• **TASK TO CARRY OUT**
Within the entries that follow, report how many lines contain the word "true", giving the number by itself.

(Dataset rows for apps and sites)
= = =
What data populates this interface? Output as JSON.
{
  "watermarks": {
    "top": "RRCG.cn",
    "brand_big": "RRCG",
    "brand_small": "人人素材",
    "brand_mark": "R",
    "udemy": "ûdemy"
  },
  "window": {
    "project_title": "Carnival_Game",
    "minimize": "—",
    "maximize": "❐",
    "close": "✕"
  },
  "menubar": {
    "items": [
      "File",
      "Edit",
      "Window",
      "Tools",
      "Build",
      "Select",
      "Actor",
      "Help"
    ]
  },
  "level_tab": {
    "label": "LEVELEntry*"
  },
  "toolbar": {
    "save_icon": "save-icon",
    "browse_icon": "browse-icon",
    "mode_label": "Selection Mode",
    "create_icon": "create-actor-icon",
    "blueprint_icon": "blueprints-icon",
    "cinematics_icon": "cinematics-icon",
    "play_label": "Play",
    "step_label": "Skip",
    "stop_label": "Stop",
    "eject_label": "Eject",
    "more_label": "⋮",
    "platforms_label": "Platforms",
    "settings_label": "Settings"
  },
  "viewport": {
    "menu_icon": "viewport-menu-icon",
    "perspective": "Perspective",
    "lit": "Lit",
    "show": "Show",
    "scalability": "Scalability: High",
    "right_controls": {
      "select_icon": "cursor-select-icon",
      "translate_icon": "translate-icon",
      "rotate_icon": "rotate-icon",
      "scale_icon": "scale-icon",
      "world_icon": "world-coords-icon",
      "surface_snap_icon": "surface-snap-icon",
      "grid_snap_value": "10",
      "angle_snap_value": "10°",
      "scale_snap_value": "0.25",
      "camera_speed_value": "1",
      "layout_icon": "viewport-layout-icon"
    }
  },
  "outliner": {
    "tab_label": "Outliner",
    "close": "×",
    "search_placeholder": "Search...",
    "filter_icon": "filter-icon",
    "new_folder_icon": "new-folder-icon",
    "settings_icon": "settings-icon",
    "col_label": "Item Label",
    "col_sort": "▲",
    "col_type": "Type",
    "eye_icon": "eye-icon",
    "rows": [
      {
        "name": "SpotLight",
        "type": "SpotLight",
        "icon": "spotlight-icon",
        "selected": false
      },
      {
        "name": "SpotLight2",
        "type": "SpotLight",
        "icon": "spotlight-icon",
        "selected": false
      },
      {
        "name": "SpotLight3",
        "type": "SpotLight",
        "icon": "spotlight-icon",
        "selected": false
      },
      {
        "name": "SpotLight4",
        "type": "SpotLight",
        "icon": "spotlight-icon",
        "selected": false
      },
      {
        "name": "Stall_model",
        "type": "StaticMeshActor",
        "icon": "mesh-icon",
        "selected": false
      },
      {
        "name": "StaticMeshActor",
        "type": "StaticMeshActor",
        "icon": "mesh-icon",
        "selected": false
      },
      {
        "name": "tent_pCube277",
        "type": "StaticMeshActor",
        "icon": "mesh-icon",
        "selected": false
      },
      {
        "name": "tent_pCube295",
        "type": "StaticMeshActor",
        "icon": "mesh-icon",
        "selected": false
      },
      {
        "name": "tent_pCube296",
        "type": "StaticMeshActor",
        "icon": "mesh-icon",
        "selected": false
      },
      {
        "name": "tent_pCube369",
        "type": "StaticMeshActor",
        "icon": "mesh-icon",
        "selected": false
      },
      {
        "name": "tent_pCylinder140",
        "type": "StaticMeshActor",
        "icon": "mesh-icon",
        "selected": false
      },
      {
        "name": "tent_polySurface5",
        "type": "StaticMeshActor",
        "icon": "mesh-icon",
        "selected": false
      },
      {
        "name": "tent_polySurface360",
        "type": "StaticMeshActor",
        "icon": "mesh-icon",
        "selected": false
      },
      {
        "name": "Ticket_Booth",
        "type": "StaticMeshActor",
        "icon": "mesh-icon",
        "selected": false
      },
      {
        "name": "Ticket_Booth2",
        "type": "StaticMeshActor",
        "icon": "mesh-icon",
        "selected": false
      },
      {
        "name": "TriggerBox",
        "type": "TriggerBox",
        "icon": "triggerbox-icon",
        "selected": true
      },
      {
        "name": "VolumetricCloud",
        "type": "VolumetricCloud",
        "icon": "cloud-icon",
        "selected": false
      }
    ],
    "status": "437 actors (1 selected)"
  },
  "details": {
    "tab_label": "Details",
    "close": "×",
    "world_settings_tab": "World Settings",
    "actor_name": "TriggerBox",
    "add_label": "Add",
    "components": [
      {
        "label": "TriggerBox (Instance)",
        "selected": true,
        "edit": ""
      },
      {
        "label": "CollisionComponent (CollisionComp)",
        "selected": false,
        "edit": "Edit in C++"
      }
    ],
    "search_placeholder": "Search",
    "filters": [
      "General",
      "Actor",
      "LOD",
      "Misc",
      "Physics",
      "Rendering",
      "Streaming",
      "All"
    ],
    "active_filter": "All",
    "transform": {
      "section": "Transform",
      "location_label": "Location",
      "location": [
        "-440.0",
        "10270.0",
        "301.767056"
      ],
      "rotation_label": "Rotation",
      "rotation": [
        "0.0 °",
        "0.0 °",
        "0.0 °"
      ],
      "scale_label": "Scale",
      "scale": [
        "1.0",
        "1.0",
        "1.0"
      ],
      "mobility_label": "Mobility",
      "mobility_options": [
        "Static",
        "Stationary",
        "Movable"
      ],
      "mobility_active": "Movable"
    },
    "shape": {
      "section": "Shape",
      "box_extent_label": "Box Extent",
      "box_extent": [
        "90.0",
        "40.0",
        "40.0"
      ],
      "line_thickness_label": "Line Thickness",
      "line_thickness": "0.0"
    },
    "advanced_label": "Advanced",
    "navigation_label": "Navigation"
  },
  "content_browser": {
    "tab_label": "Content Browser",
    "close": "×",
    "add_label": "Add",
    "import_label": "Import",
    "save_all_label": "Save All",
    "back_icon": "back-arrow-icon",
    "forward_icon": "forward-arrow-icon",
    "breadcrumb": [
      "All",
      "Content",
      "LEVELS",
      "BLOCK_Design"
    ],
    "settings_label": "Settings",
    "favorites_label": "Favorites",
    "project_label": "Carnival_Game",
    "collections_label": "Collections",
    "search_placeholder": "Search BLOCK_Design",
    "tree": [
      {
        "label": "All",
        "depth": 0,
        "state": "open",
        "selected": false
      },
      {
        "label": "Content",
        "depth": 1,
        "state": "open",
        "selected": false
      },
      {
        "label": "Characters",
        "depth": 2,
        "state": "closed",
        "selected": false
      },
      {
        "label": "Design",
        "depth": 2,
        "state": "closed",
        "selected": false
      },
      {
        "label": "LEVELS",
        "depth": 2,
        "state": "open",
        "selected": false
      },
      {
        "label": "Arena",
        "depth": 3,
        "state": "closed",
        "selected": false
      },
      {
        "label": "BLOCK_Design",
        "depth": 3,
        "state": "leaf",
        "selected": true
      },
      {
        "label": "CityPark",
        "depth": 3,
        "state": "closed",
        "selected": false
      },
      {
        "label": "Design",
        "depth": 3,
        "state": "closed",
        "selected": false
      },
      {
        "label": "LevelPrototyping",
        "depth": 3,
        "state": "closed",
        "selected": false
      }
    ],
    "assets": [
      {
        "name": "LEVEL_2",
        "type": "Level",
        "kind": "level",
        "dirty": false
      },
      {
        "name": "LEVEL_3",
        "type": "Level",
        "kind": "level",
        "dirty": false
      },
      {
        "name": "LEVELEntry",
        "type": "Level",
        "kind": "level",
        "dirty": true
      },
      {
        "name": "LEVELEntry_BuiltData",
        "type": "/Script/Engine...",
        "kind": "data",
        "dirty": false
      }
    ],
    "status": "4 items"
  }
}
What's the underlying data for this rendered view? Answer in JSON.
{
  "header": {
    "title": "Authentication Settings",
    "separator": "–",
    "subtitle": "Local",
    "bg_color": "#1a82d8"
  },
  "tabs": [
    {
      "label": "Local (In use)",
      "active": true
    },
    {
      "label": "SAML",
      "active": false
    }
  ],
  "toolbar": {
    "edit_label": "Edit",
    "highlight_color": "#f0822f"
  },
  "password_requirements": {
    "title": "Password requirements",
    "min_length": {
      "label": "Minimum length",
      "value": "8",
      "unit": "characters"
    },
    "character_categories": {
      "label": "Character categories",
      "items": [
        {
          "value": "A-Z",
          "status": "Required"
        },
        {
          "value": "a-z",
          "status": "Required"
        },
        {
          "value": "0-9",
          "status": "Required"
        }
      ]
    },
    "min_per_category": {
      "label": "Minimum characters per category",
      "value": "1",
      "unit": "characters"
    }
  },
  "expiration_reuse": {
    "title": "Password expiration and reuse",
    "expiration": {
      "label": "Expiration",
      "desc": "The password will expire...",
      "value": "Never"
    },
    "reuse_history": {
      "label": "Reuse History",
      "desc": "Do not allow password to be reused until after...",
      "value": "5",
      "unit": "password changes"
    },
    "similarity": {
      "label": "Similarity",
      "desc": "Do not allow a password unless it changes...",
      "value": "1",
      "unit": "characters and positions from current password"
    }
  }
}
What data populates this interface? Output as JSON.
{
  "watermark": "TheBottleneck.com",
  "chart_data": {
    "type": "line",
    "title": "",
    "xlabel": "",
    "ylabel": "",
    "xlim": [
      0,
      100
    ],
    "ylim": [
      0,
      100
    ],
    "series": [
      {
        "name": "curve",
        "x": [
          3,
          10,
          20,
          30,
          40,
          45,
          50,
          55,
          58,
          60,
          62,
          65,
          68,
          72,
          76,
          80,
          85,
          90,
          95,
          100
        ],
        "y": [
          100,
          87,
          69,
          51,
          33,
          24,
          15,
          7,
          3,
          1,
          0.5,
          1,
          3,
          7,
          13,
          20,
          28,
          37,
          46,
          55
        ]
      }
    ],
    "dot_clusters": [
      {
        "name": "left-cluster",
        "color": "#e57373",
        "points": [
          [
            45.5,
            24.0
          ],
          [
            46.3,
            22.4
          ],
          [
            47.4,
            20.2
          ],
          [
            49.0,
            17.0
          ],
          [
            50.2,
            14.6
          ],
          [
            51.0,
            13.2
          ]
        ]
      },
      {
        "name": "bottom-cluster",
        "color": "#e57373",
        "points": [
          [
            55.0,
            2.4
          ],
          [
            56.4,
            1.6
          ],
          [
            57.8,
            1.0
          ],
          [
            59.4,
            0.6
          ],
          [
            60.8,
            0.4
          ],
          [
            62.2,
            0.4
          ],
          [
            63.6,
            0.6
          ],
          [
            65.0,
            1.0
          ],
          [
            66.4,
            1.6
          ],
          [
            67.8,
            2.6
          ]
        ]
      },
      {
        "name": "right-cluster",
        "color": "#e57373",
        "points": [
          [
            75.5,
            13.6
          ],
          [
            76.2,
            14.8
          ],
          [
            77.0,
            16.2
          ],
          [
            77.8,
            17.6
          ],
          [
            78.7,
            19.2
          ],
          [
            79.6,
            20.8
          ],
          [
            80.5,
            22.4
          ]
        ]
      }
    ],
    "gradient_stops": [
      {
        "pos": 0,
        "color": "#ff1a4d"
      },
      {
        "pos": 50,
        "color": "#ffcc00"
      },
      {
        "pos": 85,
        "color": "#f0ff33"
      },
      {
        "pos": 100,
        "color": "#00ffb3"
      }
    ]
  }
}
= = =
• **RESULT OF THIS TASK**
5